## [Exercise directions]
Reproduce the data shown below exactly.

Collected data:
****************************************
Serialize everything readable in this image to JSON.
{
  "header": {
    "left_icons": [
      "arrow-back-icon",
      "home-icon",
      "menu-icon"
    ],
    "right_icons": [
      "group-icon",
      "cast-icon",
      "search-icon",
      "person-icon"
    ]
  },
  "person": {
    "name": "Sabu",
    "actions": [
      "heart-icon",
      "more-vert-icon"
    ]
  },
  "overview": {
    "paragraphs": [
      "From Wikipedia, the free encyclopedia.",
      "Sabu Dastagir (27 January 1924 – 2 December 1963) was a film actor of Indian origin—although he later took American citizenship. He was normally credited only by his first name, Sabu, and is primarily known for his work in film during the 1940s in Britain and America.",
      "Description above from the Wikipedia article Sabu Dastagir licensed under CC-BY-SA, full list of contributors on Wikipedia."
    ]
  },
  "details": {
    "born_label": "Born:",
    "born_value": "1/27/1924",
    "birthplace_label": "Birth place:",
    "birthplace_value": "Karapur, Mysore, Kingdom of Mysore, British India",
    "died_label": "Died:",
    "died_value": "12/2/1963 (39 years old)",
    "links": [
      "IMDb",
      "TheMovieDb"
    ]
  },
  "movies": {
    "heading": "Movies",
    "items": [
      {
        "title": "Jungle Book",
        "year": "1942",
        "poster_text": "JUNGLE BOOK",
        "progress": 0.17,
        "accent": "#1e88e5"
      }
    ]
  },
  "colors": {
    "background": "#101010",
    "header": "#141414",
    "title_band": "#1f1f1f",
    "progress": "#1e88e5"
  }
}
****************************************
## [Exercise response]
Serialize everything readable in this image to JSON.
{
  "header": {
    "left_icons": [
      "arrow-back-icon",
      "home-icon",
      "menu-icon"
    ],
    "right_icons": [
      "group-icon",
      "cast-icon",
      "search-icon",
      "person-icon"
    ]
  },
  "person": {
    "name": "Sabu",
    "actions": [
      "heart-icon",
      "more-vert-icon"
    ]
  },
  "overview": {
    "paragraphs": [
      "From Wikipedia, the free encyclopedia.",
      "Sabu Dastagir (27 January 1924 – 2 December 1963) was a film actor of Indian origin—although he later took American citizenship. He was normally credited only by his first name, Sabu, and is primarily known for his work in film during the 1940s in Britain and America.",
      "Description above from the Wikipedia article Sabu Dastagir licensed under CC-BY-SA, full list of contributors on Wikipedia."
    ]
  },
  "details": {
    "born_label": "Born:",
    "born_value": "1/27/1924",
    "birthplace_label": "Birth place:",
    "birthplace_value": "Karapur, Mysore, Kingdom of Mysore, British India",
    "died_label": "Died:",
    "died_value": "12/2/1963 (39 years old)",
    "links": [
      "IMDb",
      "TheMovieDb"
    ]
  },
  "movies": {
    "heading": "Movies",
    "items": [
      {
        "title": "Jungle Book",
        "year": "1942",
        "poster_text": "JUNGLE BOOK",
        "progress": 0.17,
        "accent": "#1e88e5"
      }
    ]
  },
  "colors": {
    "background": "#101010",
    "header": "#141414",
    "title_band": "#1f1f1f",
    "progress": "#1e88e5"
  }
}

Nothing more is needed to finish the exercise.